26 March 2010

Excessively Aged Internet Sausage Links

Late again, I know; hopefully, I'll be able to get back on track next week, including the unconscionably delayed Package and GBS essays. In the meantime, though, chew your way through these sausages (but please, please don't inquire how they were made — especially not the first one).
  • In remarkably restrained language, Carrie Vaughn described why she left the publisher of her NYT-bestselling Kitty Norville series for another publisher. And it wasn't about money. As should be obvious, I was particularly (un)amused by the misstatements made in the comments by "A Publishing Insider."
  • Starting in June, The Times and The Sunday Times will be erecting a paywall. And as of that time, no further material from those papers will appear here.

    I was forced to watch, up close and personal, as NewsCorp did the initial destruction of The Times in the late 1980s. As a matter of principle, I don't link to material behind paywalls (it's not that I think paywalls are inherently evil so much as that such links don't belong in a free-to-read blawg... not to mention that I'm too cheap to subscribe anyway).

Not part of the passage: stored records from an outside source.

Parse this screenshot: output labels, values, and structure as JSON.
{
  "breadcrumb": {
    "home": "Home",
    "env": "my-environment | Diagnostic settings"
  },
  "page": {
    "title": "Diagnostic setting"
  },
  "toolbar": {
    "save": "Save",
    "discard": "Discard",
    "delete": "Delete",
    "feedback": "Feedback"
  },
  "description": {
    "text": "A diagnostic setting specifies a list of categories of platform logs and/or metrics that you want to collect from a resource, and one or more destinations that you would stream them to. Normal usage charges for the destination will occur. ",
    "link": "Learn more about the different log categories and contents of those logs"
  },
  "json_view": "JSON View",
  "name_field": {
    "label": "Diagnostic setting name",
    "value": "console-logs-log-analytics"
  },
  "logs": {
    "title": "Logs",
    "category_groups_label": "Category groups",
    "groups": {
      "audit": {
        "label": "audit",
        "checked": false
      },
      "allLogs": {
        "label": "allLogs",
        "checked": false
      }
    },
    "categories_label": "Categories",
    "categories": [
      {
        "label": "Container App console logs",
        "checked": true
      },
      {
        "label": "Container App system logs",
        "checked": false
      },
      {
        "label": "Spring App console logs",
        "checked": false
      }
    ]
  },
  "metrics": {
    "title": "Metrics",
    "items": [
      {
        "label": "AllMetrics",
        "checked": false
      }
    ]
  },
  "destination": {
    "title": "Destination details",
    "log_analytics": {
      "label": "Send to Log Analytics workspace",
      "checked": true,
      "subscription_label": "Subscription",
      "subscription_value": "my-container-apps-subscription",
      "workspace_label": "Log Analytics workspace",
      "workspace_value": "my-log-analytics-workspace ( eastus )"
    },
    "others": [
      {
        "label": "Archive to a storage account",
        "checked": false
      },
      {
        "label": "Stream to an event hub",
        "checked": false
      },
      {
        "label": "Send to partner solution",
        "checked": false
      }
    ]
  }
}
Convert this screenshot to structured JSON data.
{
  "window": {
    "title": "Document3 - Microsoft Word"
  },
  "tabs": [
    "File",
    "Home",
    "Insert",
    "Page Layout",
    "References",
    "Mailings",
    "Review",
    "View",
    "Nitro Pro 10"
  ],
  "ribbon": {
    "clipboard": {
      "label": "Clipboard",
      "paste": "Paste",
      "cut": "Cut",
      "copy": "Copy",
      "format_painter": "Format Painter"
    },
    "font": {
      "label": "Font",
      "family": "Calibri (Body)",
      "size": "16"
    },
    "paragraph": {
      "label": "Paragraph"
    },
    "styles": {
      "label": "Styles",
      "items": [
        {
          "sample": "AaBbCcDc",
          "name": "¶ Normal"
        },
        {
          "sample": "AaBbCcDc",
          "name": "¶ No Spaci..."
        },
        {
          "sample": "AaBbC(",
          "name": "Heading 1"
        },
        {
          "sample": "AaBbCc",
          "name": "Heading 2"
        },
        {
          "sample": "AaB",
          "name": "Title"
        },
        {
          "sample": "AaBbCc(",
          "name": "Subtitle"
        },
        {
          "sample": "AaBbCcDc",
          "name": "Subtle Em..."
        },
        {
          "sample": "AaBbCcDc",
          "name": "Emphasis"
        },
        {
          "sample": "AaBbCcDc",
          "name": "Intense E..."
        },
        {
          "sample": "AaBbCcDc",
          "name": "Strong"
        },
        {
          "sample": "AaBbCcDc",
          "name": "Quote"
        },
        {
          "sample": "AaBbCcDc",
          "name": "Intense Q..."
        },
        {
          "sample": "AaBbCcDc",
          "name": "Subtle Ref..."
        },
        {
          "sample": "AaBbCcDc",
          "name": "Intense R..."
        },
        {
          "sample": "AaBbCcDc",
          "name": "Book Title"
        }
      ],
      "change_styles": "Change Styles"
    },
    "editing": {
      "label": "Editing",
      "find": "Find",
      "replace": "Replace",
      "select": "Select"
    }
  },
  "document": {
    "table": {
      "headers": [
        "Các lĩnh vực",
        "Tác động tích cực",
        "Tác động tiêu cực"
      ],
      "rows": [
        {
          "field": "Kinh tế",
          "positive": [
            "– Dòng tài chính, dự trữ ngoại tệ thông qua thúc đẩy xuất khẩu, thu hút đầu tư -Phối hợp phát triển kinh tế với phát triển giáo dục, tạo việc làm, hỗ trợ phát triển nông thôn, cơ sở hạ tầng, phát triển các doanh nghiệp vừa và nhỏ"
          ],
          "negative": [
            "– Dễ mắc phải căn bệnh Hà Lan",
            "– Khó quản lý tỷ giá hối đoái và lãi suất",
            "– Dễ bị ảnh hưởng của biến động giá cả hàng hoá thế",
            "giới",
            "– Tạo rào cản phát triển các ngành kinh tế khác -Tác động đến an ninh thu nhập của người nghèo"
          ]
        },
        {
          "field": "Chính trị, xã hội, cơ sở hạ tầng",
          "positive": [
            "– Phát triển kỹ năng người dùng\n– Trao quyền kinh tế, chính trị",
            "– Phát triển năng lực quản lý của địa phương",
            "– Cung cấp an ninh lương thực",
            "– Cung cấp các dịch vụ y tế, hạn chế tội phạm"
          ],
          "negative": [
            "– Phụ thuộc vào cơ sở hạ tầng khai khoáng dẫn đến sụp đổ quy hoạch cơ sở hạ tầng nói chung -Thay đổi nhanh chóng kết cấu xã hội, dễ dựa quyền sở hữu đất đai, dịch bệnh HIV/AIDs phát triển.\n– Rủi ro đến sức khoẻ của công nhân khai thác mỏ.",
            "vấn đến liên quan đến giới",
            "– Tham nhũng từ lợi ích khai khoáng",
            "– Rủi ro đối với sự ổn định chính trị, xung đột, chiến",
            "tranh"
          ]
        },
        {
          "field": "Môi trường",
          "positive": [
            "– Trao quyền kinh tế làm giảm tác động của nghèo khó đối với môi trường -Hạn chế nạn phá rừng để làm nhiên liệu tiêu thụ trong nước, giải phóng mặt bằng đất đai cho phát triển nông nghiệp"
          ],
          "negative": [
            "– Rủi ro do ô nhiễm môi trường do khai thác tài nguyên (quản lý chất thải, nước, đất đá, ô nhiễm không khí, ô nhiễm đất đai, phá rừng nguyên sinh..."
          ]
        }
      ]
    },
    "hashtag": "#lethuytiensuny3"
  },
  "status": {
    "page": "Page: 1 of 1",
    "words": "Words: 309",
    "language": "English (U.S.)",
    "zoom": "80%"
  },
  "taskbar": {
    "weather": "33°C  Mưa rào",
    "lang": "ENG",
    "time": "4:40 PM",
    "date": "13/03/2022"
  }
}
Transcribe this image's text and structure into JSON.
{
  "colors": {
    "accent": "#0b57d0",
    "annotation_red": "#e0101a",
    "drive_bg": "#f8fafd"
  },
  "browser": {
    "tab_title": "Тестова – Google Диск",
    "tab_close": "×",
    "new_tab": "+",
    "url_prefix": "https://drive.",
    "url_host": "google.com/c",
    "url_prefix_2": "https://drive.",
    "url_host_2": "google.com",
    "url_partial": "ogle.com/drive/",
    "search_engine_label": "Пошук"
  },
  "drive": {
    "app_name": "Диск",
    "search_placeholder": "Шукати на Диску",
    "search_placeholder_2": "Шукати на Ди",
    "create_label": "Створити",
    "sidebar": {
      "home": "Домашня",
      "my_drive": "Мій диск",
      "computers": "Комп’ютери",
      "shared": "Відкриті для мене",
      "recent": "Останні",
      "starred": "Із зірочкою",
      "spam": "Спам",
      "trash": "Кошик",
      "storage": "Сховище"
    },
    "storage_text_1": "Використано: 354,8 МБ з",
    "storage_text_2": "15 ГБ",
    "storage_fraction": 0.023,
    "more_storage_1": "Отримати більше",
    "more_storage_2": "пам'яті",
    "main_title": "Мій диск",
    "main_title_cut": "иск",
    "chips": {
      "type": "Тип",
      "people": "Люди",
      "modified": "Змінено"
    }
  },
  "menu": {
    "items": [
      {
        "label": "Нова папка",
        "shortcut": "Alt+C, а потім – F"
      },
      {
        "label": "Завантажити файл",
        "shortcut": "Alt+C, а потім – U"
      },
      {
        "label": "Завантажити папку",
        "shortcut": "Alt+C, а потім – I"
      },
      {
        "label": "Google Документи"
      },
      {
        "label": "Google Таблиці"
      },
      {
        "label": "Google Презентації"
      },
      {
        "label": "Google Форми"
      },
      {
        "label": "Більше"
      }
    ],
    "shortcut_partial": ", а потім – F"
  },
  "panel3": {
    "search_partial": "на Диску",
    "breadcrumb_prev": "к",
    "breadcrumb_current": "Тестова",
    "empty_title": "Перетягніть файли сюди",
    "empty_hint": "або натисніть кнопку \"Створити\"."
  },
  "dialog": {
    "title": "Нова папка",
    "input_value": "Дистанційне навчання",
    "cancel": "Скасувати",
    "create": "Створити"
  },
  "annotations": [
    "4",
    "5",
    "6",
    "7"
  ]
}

  • Copyrights extend to more than just the copies, even for tax purposes. This is one of those "well, duuuuh" decisions that it seems surprising to find today, because the "answer" is inherent in the underlying copyright law (not to mention the Berne Convention, at a higher level of abstraction). The snarky rejoinder that tax authorities tend not to pay a whole lot of attention to context is probably more than justified...
  • And now, some tea leaves for Justice Stevens's departure — from an odd perspective. (If you're reading this, you probably appreciate odd perspectives anyway.) The decision issued a few days ago in United Student Aid Funds v. Espinosa, No. 08–1134 (23 Mar 2010) (PDF) doesn't seem to be much of a tea leaf, does it? The key is that it was a unanimous decision turning on a technical question of civil procedure... and it was authored by Justice Thomas, not by Justice Stevens. I was a bit surprised by it, but not a lot: The real question presented is not what was stated on the petition, but the more functionally aware

    Is failure to make the required undue hardship finding under § 528 of the Bankruptcy Code a jurisdictional defect that allows an aggrieved party to reopen the judgment as void under Fed. R. Civ. P. 60(b)(4)?

    The answer to this is pretty darned apparent, particularly in light of Muchnick: No. A finding not made in the course of litigation is not, and can never be, a jurisdictional defect.

    I thus find myself agreeing with Justice Thomas. Again. And remembering that Justice Stevens has had a long tendency to not just be in the majority, but to write, hard-core civ pro decisions.

  • The Somali pirates' business model (HT: Ashley Grayson). Application to intellectual property pirates is left as an exercise for the student.

Non Sequitur, 23 March 2010